Work to complete:
Each line below that carries the string "label" must appear in the answer.

------------

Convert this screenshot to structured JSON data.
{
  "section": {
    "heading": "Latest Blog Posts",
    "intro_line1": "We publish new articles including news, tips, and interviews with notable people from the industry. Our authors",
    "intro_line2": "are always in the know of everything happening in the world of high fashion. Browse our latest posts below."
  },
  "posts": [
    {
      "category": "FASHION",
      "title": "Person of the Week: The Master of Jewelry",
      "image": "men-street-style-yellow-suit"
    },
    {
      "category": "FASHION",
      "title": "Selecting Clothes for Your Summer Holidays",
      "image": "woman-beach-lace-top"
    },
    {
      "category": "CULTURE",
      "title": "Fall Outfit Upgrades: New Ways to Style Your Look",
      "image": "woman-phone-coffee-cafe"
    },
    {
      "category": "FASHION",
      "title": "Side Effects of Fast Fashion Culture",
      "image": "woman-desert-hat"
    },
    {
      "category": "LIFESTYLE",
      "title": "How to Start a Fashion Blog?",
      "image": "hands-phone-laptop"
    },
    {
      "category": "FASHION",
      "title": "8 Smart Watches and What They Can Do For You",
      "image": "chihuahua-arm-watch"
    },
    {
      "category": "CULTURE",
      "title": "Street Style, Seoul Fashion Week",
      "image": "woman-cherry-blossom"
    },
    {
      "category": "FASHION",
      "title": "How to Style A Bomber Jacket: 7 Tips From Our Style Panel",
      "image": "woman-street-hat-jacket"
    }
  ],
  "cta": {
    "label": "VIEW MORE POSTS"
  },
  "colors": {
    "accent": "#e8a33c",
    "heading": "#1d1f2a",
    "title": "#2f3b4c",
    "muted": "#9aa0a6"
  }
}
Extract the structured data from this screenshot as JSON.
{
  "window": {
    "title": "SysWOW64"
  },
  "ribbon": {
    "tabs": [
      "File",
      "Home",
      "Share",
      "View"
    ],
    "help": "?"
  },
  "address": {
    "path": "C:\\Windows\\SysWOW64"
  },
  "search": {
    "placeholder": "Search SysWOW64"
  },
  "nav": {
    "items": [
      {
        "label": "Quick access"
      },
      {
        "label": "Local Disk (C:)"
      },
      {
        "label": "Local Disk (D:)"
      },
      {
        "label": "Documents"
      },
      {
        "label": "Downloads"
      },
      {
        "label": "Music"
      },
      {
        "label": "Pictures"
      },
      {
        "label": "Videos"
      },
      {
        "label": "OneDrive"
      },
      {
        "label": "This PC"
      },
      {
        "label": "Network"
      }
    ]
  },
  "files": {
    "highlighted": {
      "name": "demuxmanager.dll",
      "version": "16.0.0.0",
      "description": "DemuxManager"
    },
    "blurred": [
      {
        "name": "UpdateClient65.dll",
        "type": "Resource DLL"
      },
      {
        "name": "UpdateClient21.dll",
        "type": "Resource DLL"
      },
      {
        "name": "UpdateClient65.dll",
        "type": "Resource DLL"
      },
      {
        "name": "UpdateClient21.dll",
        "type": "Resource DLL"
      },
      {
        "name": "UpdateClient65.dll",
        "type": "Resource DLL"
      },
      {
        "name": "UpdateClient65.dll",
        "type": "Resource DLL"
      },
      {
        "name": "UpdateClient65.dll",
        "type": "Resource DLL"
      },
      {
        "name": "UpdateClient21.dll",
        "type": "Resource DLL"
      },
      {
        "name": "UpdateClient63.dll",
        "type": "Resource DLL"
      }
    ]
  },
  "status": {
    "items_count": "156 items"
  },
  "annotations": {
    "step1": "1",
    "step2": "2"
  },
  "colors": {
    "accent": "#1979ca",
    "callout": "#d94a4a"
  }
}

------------

Response area:
    "label": "VIEW MORE POSTS"
        "label": "Quick access"
        "label": "Local Disk (C:)"
        "label": "Local Disk (D:)"
        "label": "Documents"
        "label": "Downloads"
        "label": "Music"
        "label": "Pictures"
        "label": "Videos"
        "label": "OneDrive"
        "label": "This PC"
        "label": "Network"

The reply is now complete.